From Kennesaw Mountain to Peach tree Creek 1-19 July 1864
This book is something of a prequel to his other work on the Battle of Peach Tree Creek. Unlike that other volume, though, this period of the campaign is short on battles. It does cover the controversial removal of Joe Johnston and his replacement by John Bell Hood.
The book covers the actions and marches well. It tries to be fair to the generals, giving Joe Johnston’s difficult task its full due while noting Hood’s difficult position being dropped into command at a critical time.
It does seem that he soft-petals Hood’s deceptive back-channel bashing of other commanders and Johnston to the president. Hood repeatedly lied about his own wishing for retreats and about the support for other generals for retreats. Clearly, he was aiming to replace Johnston by hook or crook – so it is hard to feel sympathy when he got it at the worst possible time.
There is also some defense on Hood’s failure at defending Atlanta. Again, his chickens came home to roost after claiming for months how weak the US forces were to have to attack them continually as a policy. In 1864, even against an army of equal numbers the days of driving them off with a single battle were long over. Against a superior force, the chances of making a determined army retire due to offensive action was nil. A sharp attack here or there or a flanking move might delay them, but driving them off was not going to happen.

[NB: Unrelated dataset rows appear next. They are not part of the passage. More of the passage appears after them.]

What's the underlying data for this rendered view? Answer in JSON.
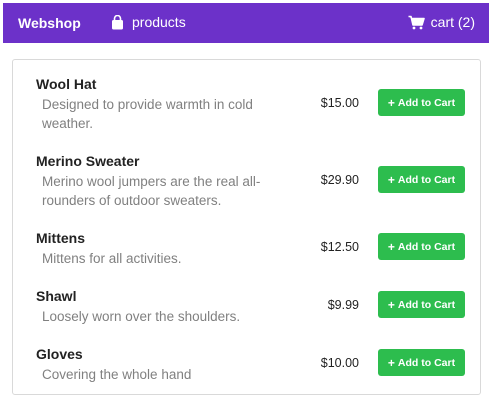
{
  "navbar": {
    "brand": "Webshop",
    "products_label": "products",
    "cart_label": "cart (2)"
  },
  "products": [
    {
      "name": "Wool Hat",
      "description_lines": [
        "Designed to provide warmth in cold",
        "weather."
      ],
      "price": "$15.00",
      "button_label": "Add to Cart"
    },
    {
      "name": "Merino Sweater",
      "description_lines": [
        "Merino wool jumpers are the real all-",
        "rounders of outdoor sweaters."
      ],
      "price": "$29.90",
      "button_label": "Add to Cart"
    },
    {
      "name": "Mittens",
      "description_lines": [
        "Mittens for all activities."
      ],
      "price": "$12.50",
      "button_label": "Add to Cart"
    },
    {
      "name": "Shawl",
      "description_lines": [
        "Loosely worn over the shoulders."
      ],
      "price": "$9.99",
      "button_label": "Add to Cart"
    },
    {
      "name": "Gloves",
      "description_lines": [
        "Covering the whole hand"
      ],
      "price": "$10.00",
      "button_label": "Add to Cart"
    }
  ],
  "colors": {
    "navbar": "#6c31c9",
    "button": "#2dbd4e",
    "description": "#808080"
  }
}
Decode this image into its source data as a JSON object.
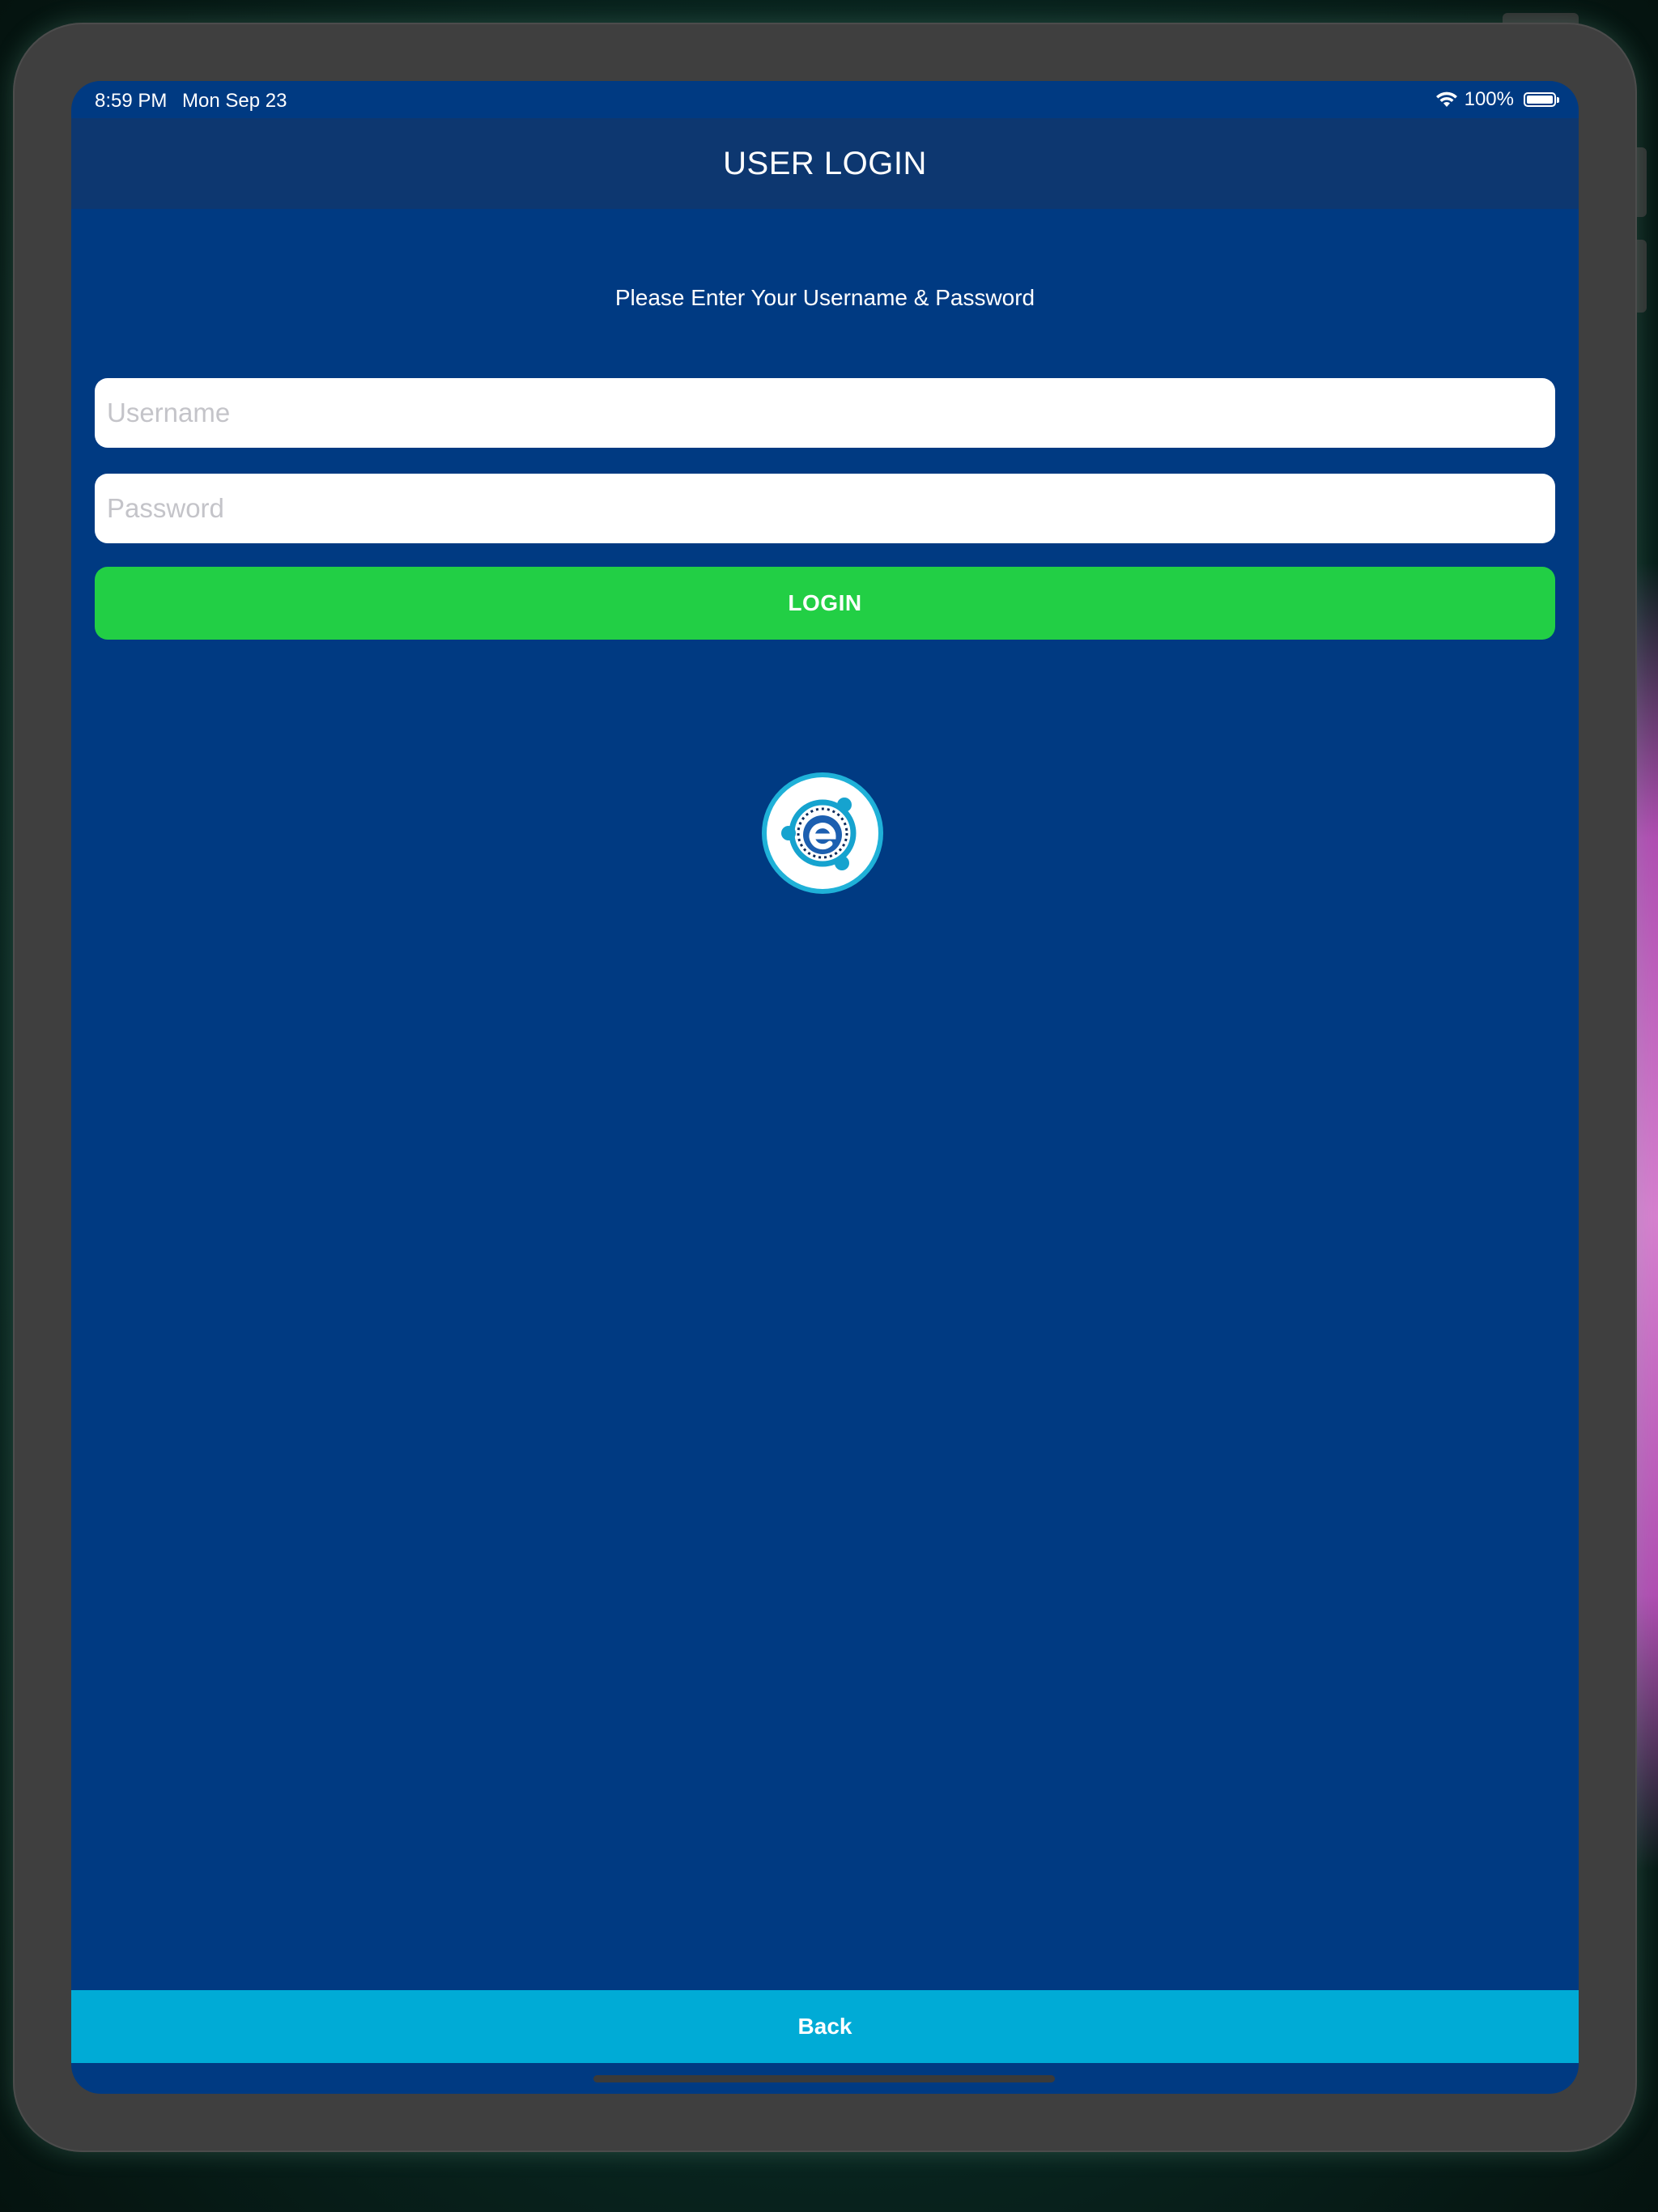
{
  "status_bar": {
    "time": "8:59 PM",
    "date": "Mon Sep 23",
    "battery_percent": "100%",
    "icons": [
      "wifi-icon",
      "battery-icon"
    ]
  },
  "nav": {
    "title": "USER LOGIN"
  },
  "form": {
    "instruction": "Please Enter Your Username & Password",
    "username": {
      "value": "",
      "placeholder": "Username"
    },
    "password": {
      "value": "",
      "placeholder": "Password"
    },
    "login_label": "LOGIN"
  },
  "logo": {
    "icon": "company-logo"
  },
  "footer": {
    "back_label": "Back"
  },
  "colors": {
    "background": "#003a82",
    "nav_bar": "#0d3770",
    "login_button": "#22cf45",
    "back_bar": "#00abd6",
    "device_frame": "#3f3f3f"
  }
}
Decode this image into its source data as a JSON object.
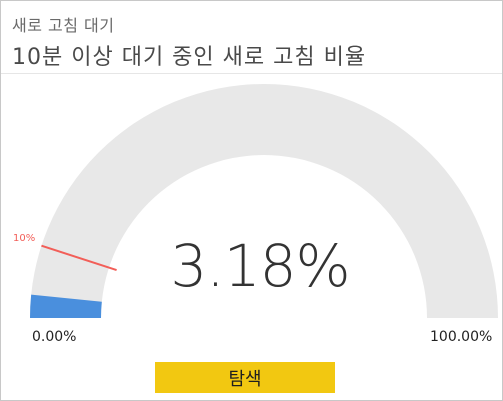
{
  "tile": {
    "subtitle": "새로 고침 대기",
    "title": "10분 이상 대기 중인 새로 고침 비율"
  },
  "gauge": {
    "value_label": "3.18%",
    "value": 3.18,
    "min_label": "0.00%",
    "min": 0,
    "max_label": "100.00%",
    "max": 100,
    "target_label": "10%",
    "target": 10,
    "colors": {
      "track": "#e8e8e8",
      "fill": "#4a8fdd",
      "target": "#f25e58"
    }
  },
  "actions": {
    "explore_label": "탐색"
  }
}
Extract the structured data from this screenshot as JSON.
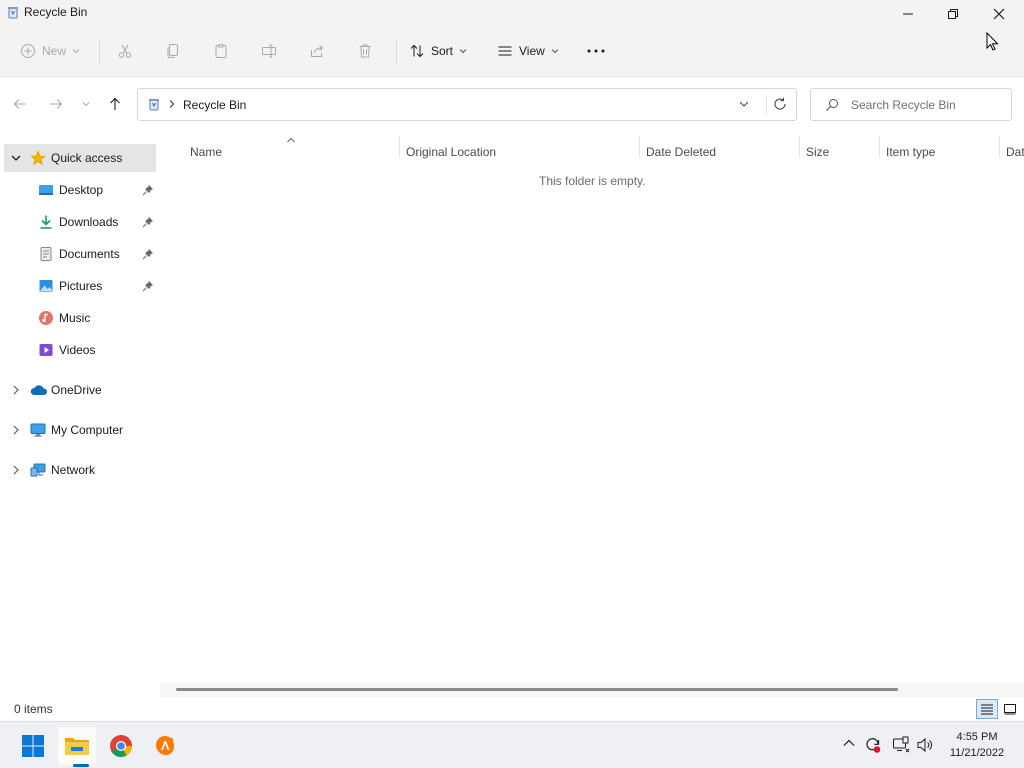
{
  "window": {
    "title": "Recycle Bin"
  },
  "toolbar": {
    "new_label": "New",
    "sort_label": "Sort",
    "view_label": "View"
  },
  "address": {
    "crumb": "Recycle Bin",
    "search_placeholder": "Search Recycle Bin"
  },
  "sidebar": {
    "quick_access": "Quick access",
    "items": [
      {
        "label": "Desktop"
      },
      {
        "label": "Downloads"
      },
      {
        "label": "Documents"
      },
      {
        "label": "Pictures"
      },
      {
        "label": "Music"
      },
      {
        "label": "Videos"
      }
    ],
    "onedrive": "OneDrive",
    "my_computer": "My Computer",
    "network": "Network"
  },
  "columns": [
    "Name",
    "Original Location",
    "Date Deleted",
    "Size",
    "Item type",
    "Dat"
  ],
  "content": {
    "empty_message": "This folder is empty."
  },
  "status": {
    "items_count": "0 items"
  },
  "clock": {
    "time": "4:55 PM",
    "date": "11/21/2022"
  },
  "colors": {
    "accent": "#0067c0",
    "selection": "#e5e5e5",
    "folder_yellow": "#f2c14e"
  }
}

Johnston might well have been too passive, but also he had Hood sabotaging any offensive or defensive risk he might have taken. Time and time again, the name that keep coming up thwarting an offensive here, an attack there, a defense of a river line there is Hood failing to attack, Hood falling back. And then he would write Davis saying how he was the only one who wanted to attack. Johnston might not have been the man to stop Sherman cold. but with Hood betraying him the rebels had no chance to thwart the drive to Atlanta.